* _Work order_
From the records below, find each line with the string "arrow" and copy it.

* _Material supplied_
========================

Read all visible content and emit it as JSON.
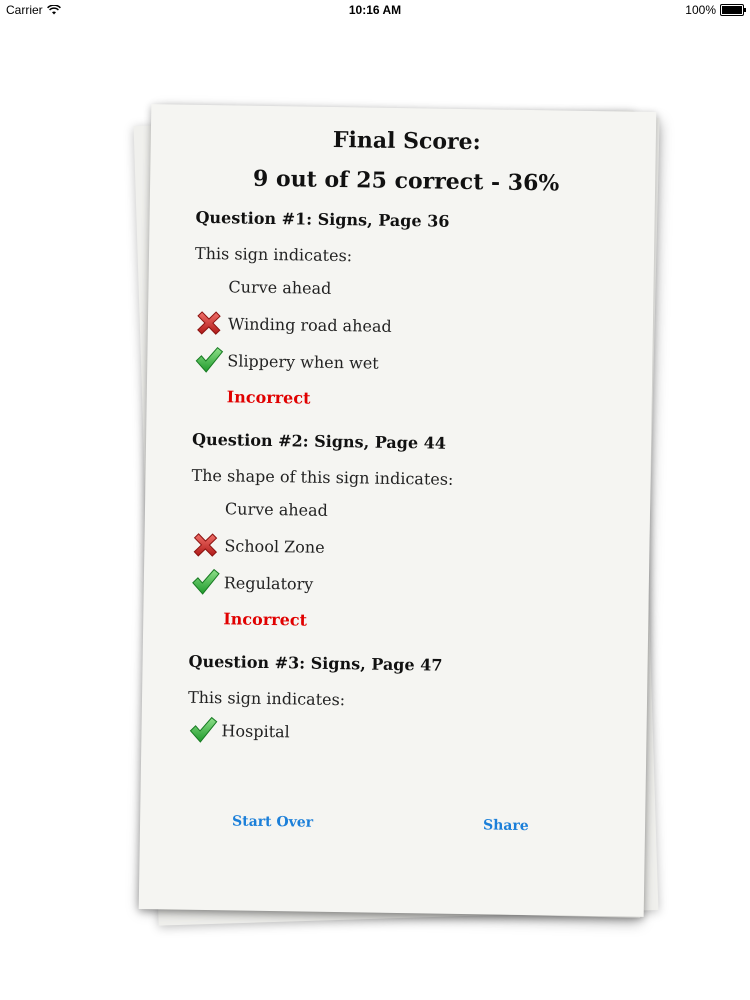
{
  "status_bar": {
    "carrier": "Carrier",
    "time": "10:16 AM",
    "battery": "100%"
  },
  "result": {
    "title": "Final Score:",
    "score": "9 out of 25 correct - 36%"
  },
  "questions": [
    {
      "heading": "Question #1: Signs, Page 36",
      "prompt": "This sign indicates:",
      "answers": [
        {
          "text": "Curve ahead",
          "mark": "none"
        },
        {
          "text": "Winding road ahead",
          "mark": "wrong"
        },
        {
          "text": "Slippery when wet",
          "mark": "correct"
        }
      ],
      "result": "Incorrect"
    },
    {
      "heading": "Question #2: Signs, Page 44",
      "prompt": "The shape of this sign indicates:",
      "answers": [
        {
          "text": "Curve ahead",
          "mark": "none"
        },
        {
          "text": "School Zone",
          "mark": "wrong"
        },
        {
          "text": "Regulatory",
          "mark": "correct"
        }
      ],
      "result": "Incorrect"
    },
    {
      "heading": "Question #3: Signs, Page 47",
      "prompt": "This sign indicates:",
      "answers": [
        {
          "text": "Hospital",
          "mark": "correct"
        }
      ]
    }
  ],
  "buttons": {
    "start_over": "Start Over",
    "share": "Share"
  },
  "colors": {
    "incorrect": "#e00000",
    "link": "#1b7fd9",
    "paper": "#f5f5f2"
  }
}
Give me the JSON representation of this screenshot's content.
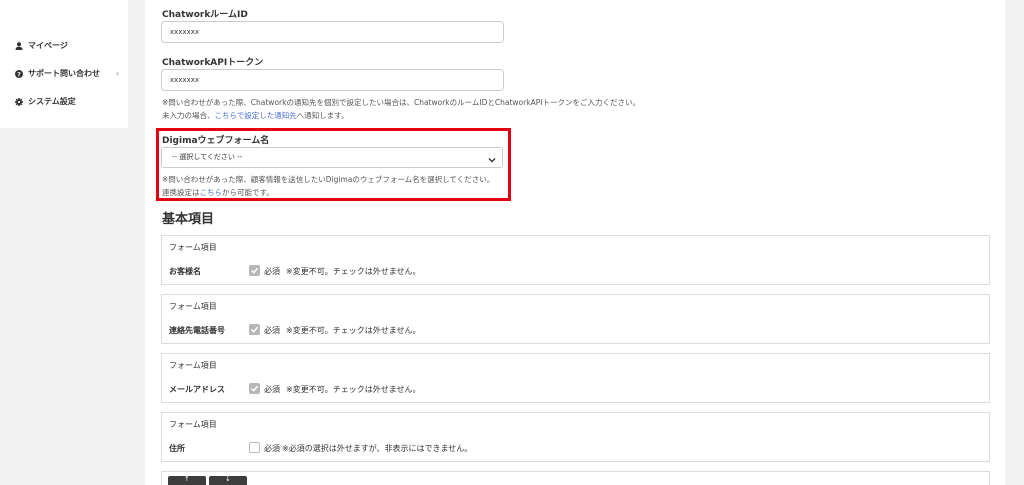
{
  "sidebar": {
    "items": [
      {
        "label": "マイページ",
        "icon": "user-icon"
      },
      {
        "label": "サポート問い合わせ",
        "icon": "help-circle-icon",
        "chevron": "›"
      },
      {
        "label": "システム設定",
        "icon": "gear-icon"
      }
    ]
  },
  "chatwork": {
    "room_label": "ChatworkルームID",
    "room_value": "xxxxxxx",
    "api_label": "ChatworkAPIトークン",
    "api_value": "xxxxxxx",
    "note_line1": "※問い合わせがあった際、Chatworkの通知先を個別で設定したい場合は、ChatworkのルームIDとChatworkAPIトークンをご入力ください。",
    "note_line2_pre": "未入力の場合、",
    "note_line2_link": "こちらで設定した通知先",
    "note_line2_post": "へ通知します。"
  },
  "digima": {
    "label": "Digimaウェブフォーム名",
    "select_value": "-- 選択してください --",
    "note_line1": "※問い合わせがあった際、顧客情報を送信したいDigimaのウェブフォーム名を選択してください。",
    "note_line2_pre": "連携設定は",
    "note_line2_link": "こちら",
    "note_line2_post": "から可能です。"
  },
  "basic": {
    "title": "基本項目",
    "cards": [
      {
        "head": "フォーム項目",
        "name": "お客様名",
        "required_label": "必須",
        "checked": true,
        "message": "※変更不可。チェックは外せません。"
      },
      {
        "head": "フォーム項目",
        "name": "連絡先電話番号",
        "required_label": "必須",
        "checked": true,
        "message": "※変更不可。チェックは外せません。"
      },
      {
        "head": "フォーム項目",
        "name": "メールアドレス",
        "required_label": "必須",
        "checked": true,
        "message": "※変更不可。チェックは外せません。"
      },
      {
        "head": "フォーム項目",
        "name": "住所",
        "required_label": "必須",
        "checked": false,
        "message": "※必須の選択は外せますが、非表示にはできません。"
      }
    ]
  },
  "buttons": [
    "↑",
    "↓"
  ],
  "colors": {
    "highlight": "#e50012",
    "link": "#4a6fd4",
    "checkbox_disabled": "#b7b7b7",
    "button_dark": "#3d3d3d"
  }
}
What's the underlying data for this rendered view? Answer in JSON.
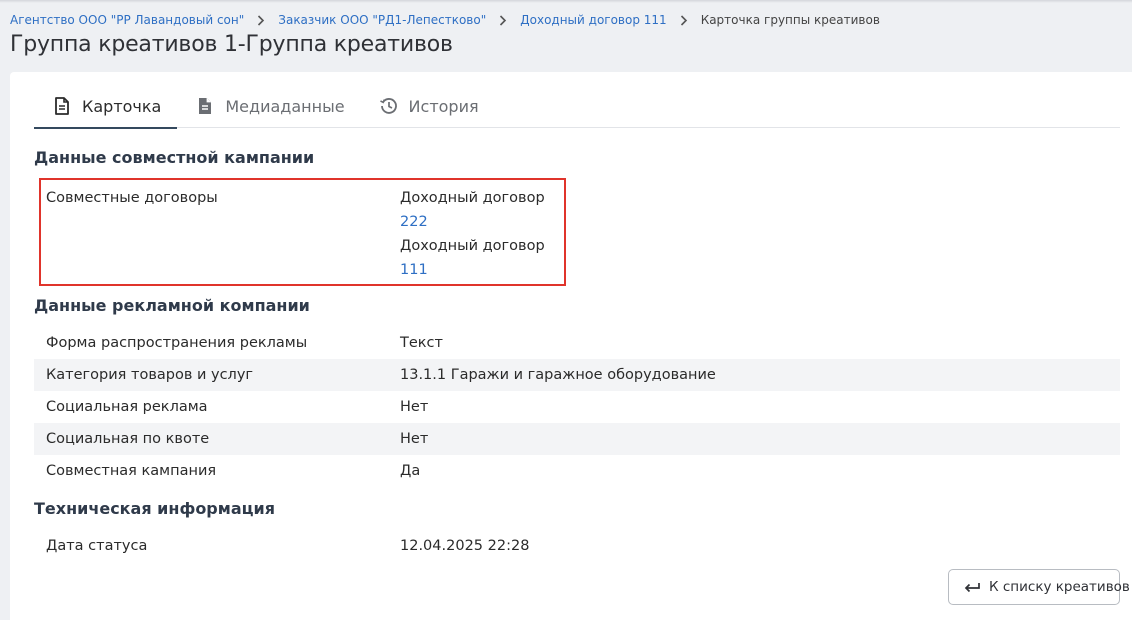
{
  "breadcrumb": {
    "items": [
      "Агентство ООО \"РР Лавандовый сон\"",
      "Заказчик ООО \"РД1-Лепестково\"",
      "Доходный договор 111"
    ],
    "current": "Карточка группы креативов"
  },
  "page_title": "Группа креативов 1-Группа креативов",
  "tabs": [
    {
      "label": "Карточка",
      "icon": "document-icon"
    },
    {
      "label": "Медиаданные",
      "icon": "file-icon"
    },
    {
      "label": "История",
      "icon": "history-icon"
    }
  ],
  "sections": {
    "joint": {
      "title": "Данные совместной кампании",
      "label": "Совместные договоры",
      "contracts": [
        {
          "text": "Доходный договор",
          "number": "222"
        },
        {
          "text": "Доходный договор",
          "number": "111"
        }
      ]
    },
    "ad": {
      "title": "Данные рекламной компании",
      "rows": [
        {
          "label": "Форма распространения рекламы",
          "value": "Текст"
        },
        {
          "label": "Категория товаров и услуг",
          "value": "13.1.1 Гаражи и гаражное оборудование"
        },
        {
          "label": "Социальная реклама",
          "value": "Нет"
        },
        {
          "label": "Социальная по квоте",
          "value": "Нет"
        },
        {
          "label": "Совместная кампания",
          "value": "Да"
        }
      ]
    },
    "tech": {
      "title": "Техническая информация",
      "rows": [
        {
          "label": "Дата статуса",
          "value": "12.04.2025 22:28"
        }
      ]
    }
  },
  "back_button": {
    "label": "К списку креативов",
    "icon": "return-arrow-icon"
  },
  "colors": {
    "link": "#2e6fc4",
    "highlight": "#e0342b",
    "tab_underline": "#34495e"
  }
}
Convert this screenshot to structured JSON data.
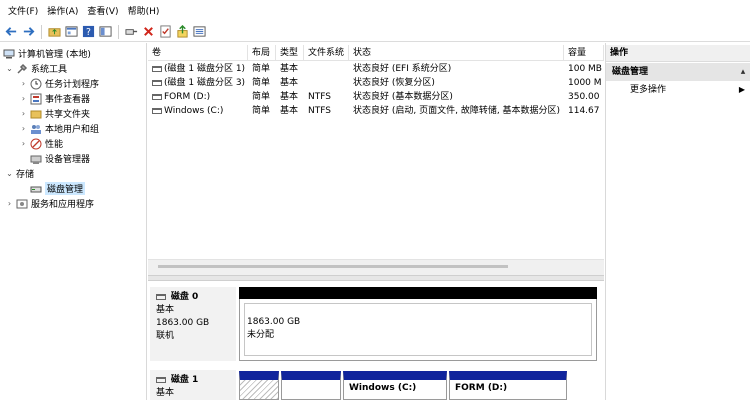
{
  "menu": [
    "文件(F)",
    "操作(A)",
    "查看(V)",
    "帮助(H)"
  ],
  "toolbar_icons": [
    "back-arrow-icon",
    "forward-arrow-icon",
    "folder-up-icon",
    "properties-icon",
    "help-icon",
    "view-pane-icon",
    "connect-icon",
    "delete-icon",
    "check-icon",
    "up-arrow-icon",
    "export-icon"
  ],
  "tree": {
    "root": "计算机管理 (本地)",
    "system_tools": "系统工具",
    "task_scheduler": "任务计划程序",
    "event_viewer": "事件查看器",
    "shared_folders": "共享文件夹",
    "local_users": "本地用户和组",
    "performance": "性能",
    "device_manager": "设备管理器",
    "storage": "存储",
    "disk_mgmt": "磁盘管理",
    "services": "服务和应用程序"
  },
  "columns": [
    "卷",
    "布局",
    "类型",
    "文件系统",
    "状态",
    "容量"
  ],
  "volumes": [
    {
      "vol": "(磁盘 1 磁盘分区 1)",
      "layout": "简单",
      "type": "基本",
      "fs": "",
      "status": "状态良好 (EFI 系统分区)",
      "cap": "100 MB"
    },
    {
      "vol": "(磁盘 1 磁盘分区 3)",
      "layout": "简单",
      "type": "基本",
      "fs": "",
      "status": "状态良好 (恢复分区)",
      "cap": "1000 M"
    },
    {
      "vol": "FORM (D:)",
      "layout": "简单",
      "type": "基本",
      "fs": "NTFS",
      "status": "状态良好 (基本数据分区)",
      "cap": "350.00"
    },
    {
      "vol": "Windows (C:)",
      "layout": "简单",
      "type": "基本",
      "fs": "NTFS",
      "status": "状态良好 (启动, 页面文件, 故障转储, 基本数据分区)",
      "cap": "114.67"
    }
  ],
  "disk0": {
    "name": "磁盘 0",
    "type": "基本",
    "size": "1863.00 GB",
    "state": "联机",
    "part_size": "1863.00 GB",
    "part_state": "未分配"
  },
  "disk1": {
    "name": "磁盘 1",
    "type": "基本",
    "p_windows": "Windows (C:)",
    "p_form": "FORM (D:)"
  },
  "actions": {
    "header": "操作",
    "section": "磁盘管理",
    "more": "更多操作"
  },
  "colors": {
    "primary_partition": "#10249c",
    "selection": "#cce8ff",
    "unallocated": "#000000"
  }
}
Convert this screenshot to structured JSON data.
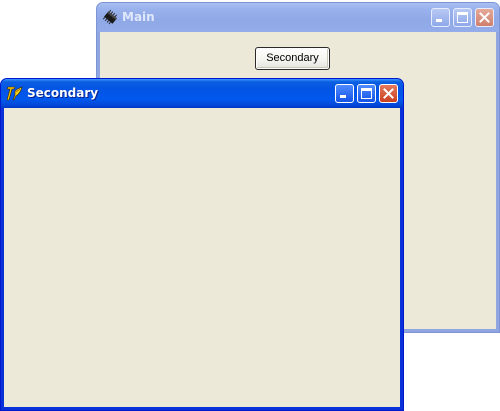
{
  "windows": {
    "main": {
      "title": "Main",
      "icon": "chip-icon",
      "active": false,
      "controls": [
        "minimize",
        "maximize",
        "close"
      ],
      "secondary_button_label": "Secondary"
    },
    "secondary": {
      "title": "Secondary",
      "icon": "tcl-feather-icon",
      "active": true,
      "controls": [
        "minimize",
        "maximize",
        "close"
      ]
    }
  },
  "colors": {
    "active_titlebar": "#0454e5",
    "inactive_titlebar": "#8fa8e6",
    "client_background": "#ece9d8",
    "close_button_active": "#c8401e"
  }
}
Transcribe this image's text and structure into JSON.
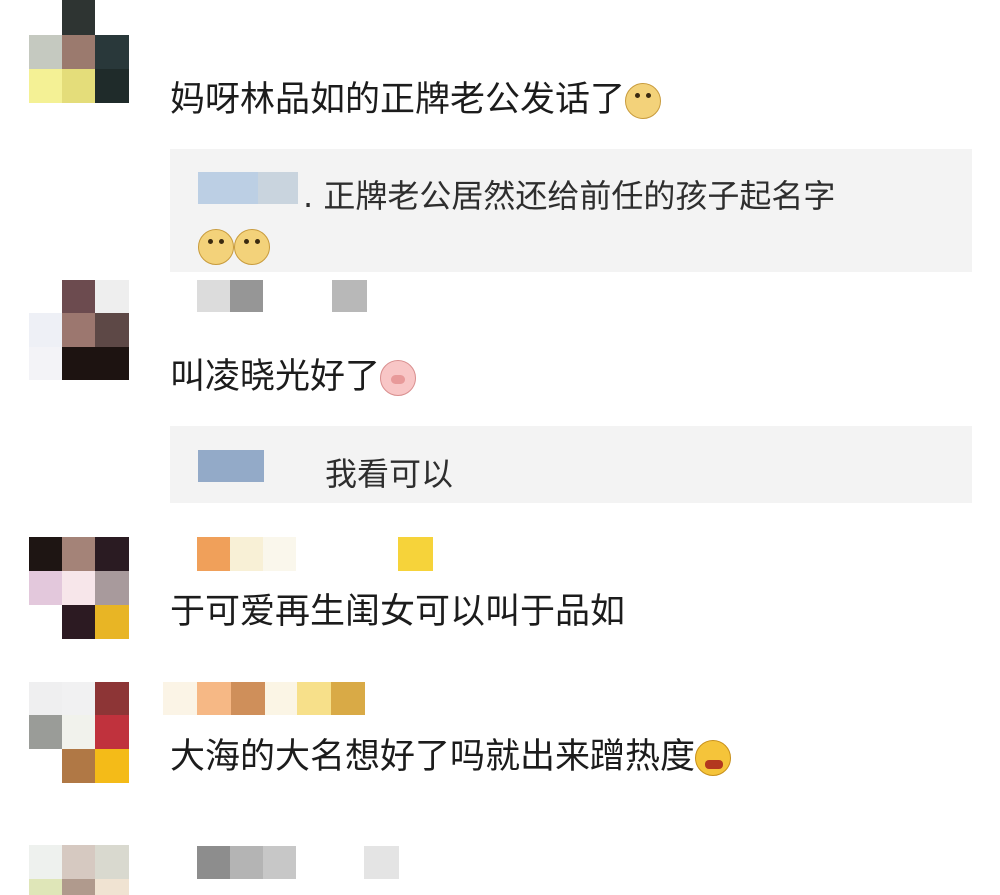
{
  "comments": [
    {
      "text": "妈呀林品如的正牌老公发话了",
      "emoji": "doge-icon",
      "reply": {
        "text": ". 正牌老公居然还给前任的孩子起名字",
        "emojis": [
          "doge-icon",
          "doge-icon"
        ]
      }
    },
    {
      "text": "叫凌晓光好了",
      "emoji": "pig-icon",
      "reply": {
        "text": "我看可以"
      }
    },
    {
      "text": "于可爱再生闺女可以叫于品如"
    },
    {
      "text": "大海的大名想好了吗就出来蹭热度",
      "emoji": "angry-icon"
    }
  ]
}
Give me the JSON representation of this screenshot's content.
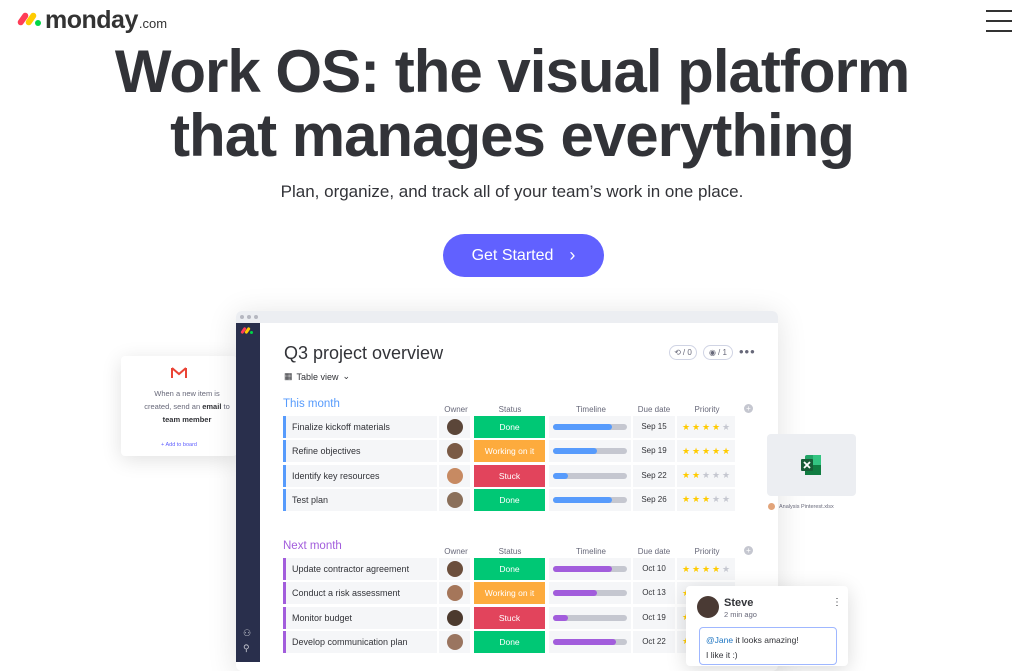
{
  "header": {
    "logo_text": "monday",
    "logo_suffix": ".com",
    "logo_colors": [
      "#ff3d57",
      "#ffcb00",
      "#00d647"
    ],
    "menu_icon": "hamburger-icon"
  },
  "hero": {
    "title_line1": "Work OS: the visual platform",
    "title_line2": "that manages everything",
    "subtitle": "Plan, organize, and track all of your team’s work in one place.",
    "cta_label": "Get Started",
    "cta_icon": "chevron-right-icon",
    "cta_color": "#6161ff"
  },
  "board": {
    "title": "Q3 project overview",
    "view_label": "Table view",
    "view_icon": "table-icon",
    "activity_count": "/ 0",
    "viewers_count": "/ 1",
    "columns": [
      "Owner",
      "Status",
      "Timeline",
      "Due date",
      "Priority"
    ],
    "groups": [
      {
        "title": "This month",
        "color": "#579bfc",
        "rows": [
          {
            "name": "Finalize kickoff materials",
            "status": "Done",
            "status_color": "#00c875",
            "timeline_fill": 0.8,
            "due": "Sep 15",
            "priority": 4
          },
          {
            "name": "Refine objectives",
            "status": "Working on it",
            "status_color": "#fdab3d",
            "timeline_fill": 0.6,
            "due": "Sep 19",
            "priority": 5
          },
          {
            "name": "Identify key resources",
            "status": "Stuck",
            "status_color": "#e2445c",
            "timeline_fill": 0.2,
            "due": "Sep 22",
            "priority": 2
          },
          {
            "name": "Test plan",
            "status": "Done",
            "status_color": "#00c875",
            "timeline_fill": 0.8,
            "due": "Sep 26",
            "priority": 3
          }
        ]
      },
      {
        "title": "Next month",
        "color": "#a25ddc",
        "rows": [
          {
            "name": "Update contractor agreement",
            "status": "Done",
            "status_color": "#00c875",
            "timeline_fill": 0.8,
            "due": "Oct 10",
            "priority": 4
          },
          {
            "name": "Conduct a risk assessment",
            "status": "Working on it",
            "status_color": "#fdab3d",
            "timeline_fill": 0.6,
            "due": "Oct 13",
            "priority": 3
          },
          {
            "name": "Monitor budget",
            "status": "Stuck",
            "status_color": "#e2445c",
            "timeline_fill": 0.2,
            "due": "Oct 19",
            "priority": 4
          },
          {
            "name": "Develop communication plan",
            "status": "Done",
            "status_color": "#00c875",
            "timeline_fill": 0.85,
            "due": "Oct 22",
            "priority": 2
          }
        ]
      }
    ],
    "timeline_color_group1": "#579bfc",
    "timeline_color_group2": "#a25ddc",
    "star_color": "#ffcb00",
    "star_empty_color": "#c5c7d0"
  },
  "gmail_card": {
    "icon": "gmail-icon",
    "line1": "When a new item is",
    "line2_prefix": "created, send an ",
    "line2_bold": "email",
    "line2_suffix": " to",
    "line3": "team member",
    "link": "+ Add to board"
  },
  "excel_card": {
    "icon": "excel-icon",
    "caption": "Analysis Pinterest.xlsx"
  },
  "comment_card": {
    "name": "Steve",
    "time": "2 min ago",
    "mention": "@Jane",
    "text_rest": " it looks amazing!",
    "text_line2": "I like it :)"
  }
}
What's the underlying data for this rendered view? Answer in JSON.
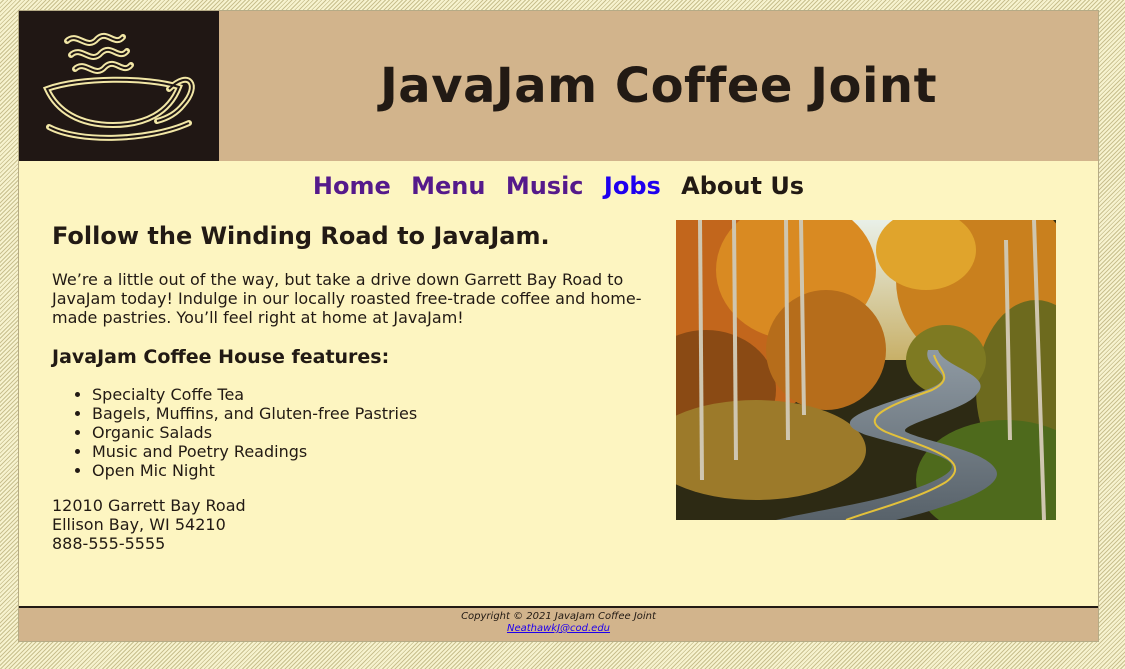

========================

* _Output_
    "icon": "return-arrow-icon"
    "back-arrow-icon",
    "forward-arrow-icon",
    "up-arrow-icon",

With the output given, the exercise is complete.